Here we are talking about Millennials. These are people born between the mid-1980s and the mid-1990s. It is the first generation growing alongside modern technologies. It is considered one of the most numerous. According to Statista, the USA population alone has about 72.19 million representatives of this age group.
The majority of companies consider this group to be their target audience. And it can be simply explained. According to Statista, in 2020 alone, 86.5% of online store customers were Millennials. Their behavior has been affected by COVID-19. After the pandemic, 40% said that they would spend more on traveling and comfort.
Millennials are the people who are inclined to spend more than save. They are positive about advertising, make impulsive purchases, and are easy to communicate with. Moreover, they fall under the influence of opinion leaders. It is the reason marketers often use influence marketing in their case. This generation worries about ecology and values companies that share the same ideas.
According to Deloitte, 40% said that they would build relations (or strengthen the existing ones) with eco-aware companies. We should add that this generation is neither racially nor ethnically homogenous. Therefore, Millennials prefer an inclusive business that supports social equality.
Gen Z representatives were born from the mid-1990s to the mid-2010s. Modern gen Z is the most diverse and technically skilled. Despite most of them being still young, their purchasing power is already going up.
According to Exploding topics, 38% of the Gen is in the labor force already. Due to the economic uncertainty caused by the COVID-19 pandemic, they value financial stability above all and spend money responsibly. Numerous companies are already focusing the majority of their marketing efforts on Gen Z customer engagement and retention.
Zoomers actively use social networks and are positive about platform ads: Instagram, Facebook, TikTok, etc.
Gen Z value connection and communication with a brand. According to Exploding topics, the young generation is more inclined to subscribe to and follow brands (34%) than influencers (30%) unlike Gen Y. Zoomers support brands that speak the same language, give feedback, and clearly share their values.
Pros and Cons of Generation Marketing
Generation marketing can be the foundation for company development. A generation marketing strategy creates a more comprehensive picture of target markets. It helps businesses understand where to find consumers, how to communicate with them, and how to transform them into loyal customers.
While analyzing the specification of product or service search by a certain generation, you can select relevant placements to build efficient communication and create ad messages that will give greater results.

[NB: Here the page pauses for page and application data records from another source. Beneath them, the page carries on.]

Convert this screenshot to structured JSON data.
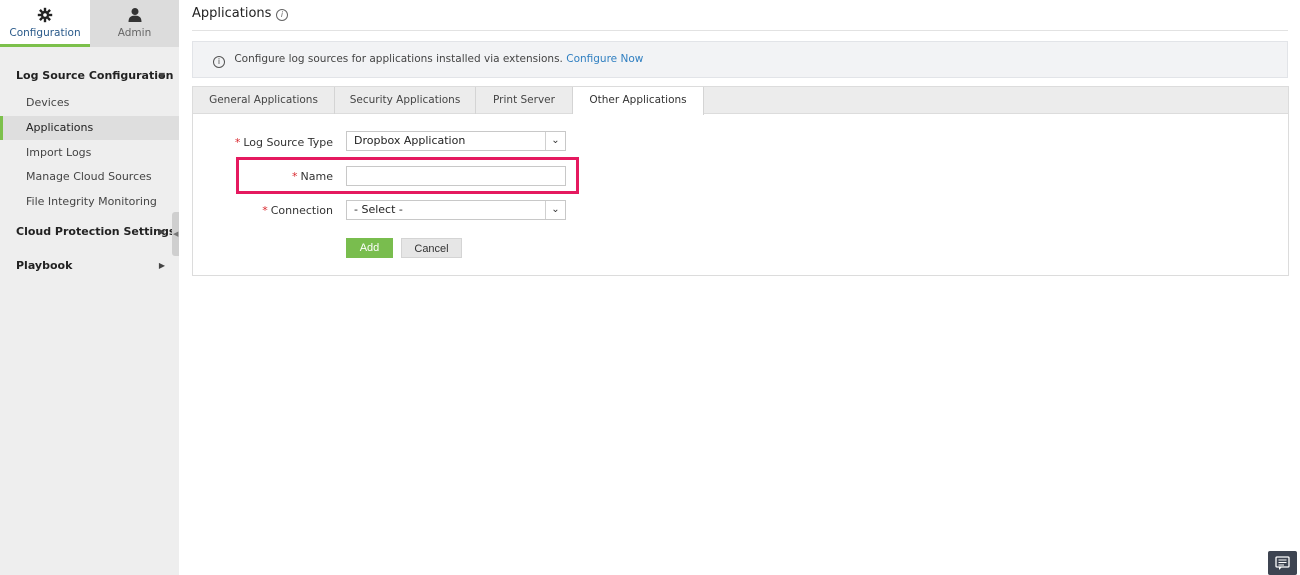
{
  "top_tabs": [
    {
      "label": "Configuration",
      "icon": "gear-icon",
      "active": true
    },
    {
      "label": "Admin",
      "icon": "user-icon",
      "active": false
    }
  ],
  "sidebar": {
    "sections": [
      {
        "label": "Log Source Configuration",
        "expanded": true,
        "items": [
          "Devices",
          "Applications",
          "Import Logs",
          "Manage Cloud Sources",
          "File Integrity Monitoring"
        ]
      },
      {
        "label": "Cloud Protection Settings",
        "expanded": false
      },
      {
        "label": "Playbook",
        "expanded": false
      }
    ],
    "active_item": "Applications"
  },
  "header": {
    "title": "Applications",
    "help": "i"
  },
  "info_bar": {
    "text": "Configure log sources for applications installed via extensions.",
    "link": "Configure Now",
    "icon": "i"
  },
  "tabs": [
    "General Applications",
    "Security Applications",
    "Print Server",
    "Other Applications"
  ],
  "active_tab": "Other Applications",
  "form": {
    "required_mark": "*",
    "log_source_type": {
      "label": "Log Source Type",
      "value": "Dropbox Application"
    },
    "name": {
      "label": "Name",
      "value": ""
    },
    "connection": {
      "label": "Connection",
      "value": "- Select -"
    },
    "add_label": "Add",
    "cancel_label": "Cancel"
  },
  "colors": {
    "accent": "#7cc04b",
    "highlight": "#e5195f",
    "link": "#2f7fc1",
    "required": "#d9262c"
  }
}
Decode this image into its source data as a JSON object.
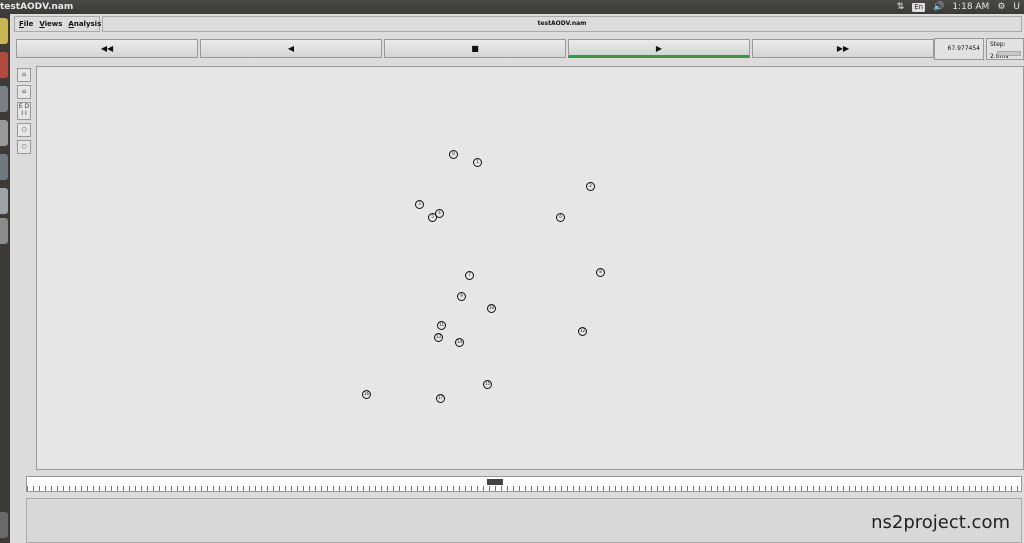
{
  "system": {
    "window_title": "testAODV.nam",
    "keyboard_layout": "En",
    "clock": "1:18 AM",
    "user_initial": "U"
  },
  "menu": {
    "items": [
      "File",
      "Views",
      "Analysis"
    ]
  },
  "title_field": "testAODV.nam",
  "controls": {
    "rewind": "◀◀",
    "back": "◀",
    "stop": "■",
    "play": "▶",
    "fast_forward": "▶▶"
  },
  "time_readout": "67.977454",
  "step_readout": "Step: 2.0ms",
  "tools": [
    "zoom-in",
    "zoom-out",
    "ED",
    "circle",
    "circle"
  ],
  "nodes": [
    "0",
    "1",
    "2",
    "3",
    "4",
    "5",
    "6",
    "7",
    "8",
    "9",
    "10",
    "11",
    "12",
    "13",
    "14",
    "15",
    "16",
    "17",
    "18",
    "19"
  ],
  "watermark": "ns2project.com",
  "colors": {
    "play_indicator": "#2e9a4c",
    "timeline_ticks": "#6a6fb8"
  }
}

Nevertheless, generation marketing as a main strategy cannot be relevant for all businesses. For example, if goods or services are designed for women of all ages, generation marketing can be an additional instrument rather than a list of rules.
This customer data will not be redundant. However, it must gradually become relevant to business goals and tasks.
Generation marketing is not about collecting stereotypes about people born in a certain period of time. It is the method used to collect and analyze information about how generations think, act, and believe.
By dedicating enough time and resources, companies can create personalized and efficient marketing strategies that will work out.